On this date in 1996, the Supreme Court decided Strasenburgh v. Straubmuller, 146 N.J. 527 (1996).  Justice O’Hern’s opinion for a unanimous Court addressed a number of intricate issues involving the Business Corporation Act, N.J.S.A. 14A:1-1 to 16-4.  Ironically, many of the issues that the Court granted certification to review were essentially mooted by the time the Court made its decision, with the parties having changed their positions and the Business Corporation Act having been amended in the interim, as the opinion described.  Nonetheless, questions such as the rights of dissenting shareholders in a close corporation, retroactivity issues, and whether the case presented individual claims or derivative claims (the latter could be asserted only on behalf of the corporation) led the Court to a detailed discussion of not only New Jersey law, but also the law of New York and Delaware.  The case later returned to the Supreme Court, on questions involving how to calculate the “fair value” of shares in the company, in Lawson Mardon Wheaton v. Smith, 160 N.J. 383 (1999). 

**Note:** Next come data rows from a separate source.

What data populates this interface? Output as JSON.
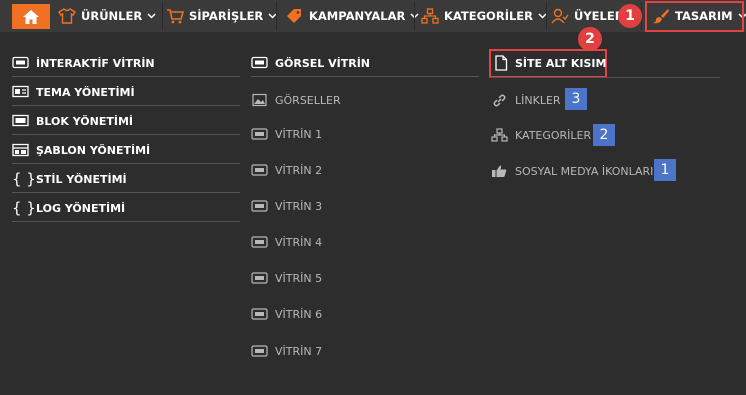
{
  "nav": {
    "urunler": "ÜRÜNLER",
    "siparisler": "SİPARİŞLER",
    "kampanyalar": "KAMPANYALAR",
    "kategoriler": "KATEGORİLER",
    "uyeler": "ÜYELER",
    "tasarim": "TASARIM"
  },
  "annotations": {
    "badge1": "1",
    "badge2": "2",
    "blue3": "3",
    "blue2": "2",
    "blue1": "1"
  },
  "col1": [
    "İNTERAKTİF VİTRİN",
    "TEMA YÖNETİMİ",
    "BLOK YÖNETİMİ",
    "ŞABLON YÖNETİMİ",
    "STİL YÖNETİMİ",
    "LOG YÖNETİMİ"
  ],
  "col2": {
    "header": "GÖRSEL VİTRİN",
    "items": [
      "GÖRSELLER",
      "VİTRİN 1",
      "VİTRİN 2",
      "VİTRİN 3",
      "VİTRİN 4",
      "VİTRİN 5",
      "VİTRİN 6",
      "VİTRİN 7"
    ]
  },
  "col3": {
    "header": "SİTE ALT KISIM",
    "items": [
      "LİNKLER",
      "KATEGORİLER",
      "SOSYAL MEDYA İKONLARI"
    ]
  },
  "colors": {
    "accent": "#f07124",
    "annotation_red": "#e24444",
    "annotation_blue": "#4c74c8"
  }
}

Strasenburgh did involve one issue of appellate practice.  That issue was whether an appellant could withdraw its appeal.  State v. Gaffey, 92 N.J. 374 (1983), cited in Strasenburgh and discussed here, stated that an appeal normally may not be dismissed if the dismissal would cause prejudice to the opposing party.  Because some of the issues might recur, the Court proceeded to address those issues anyway.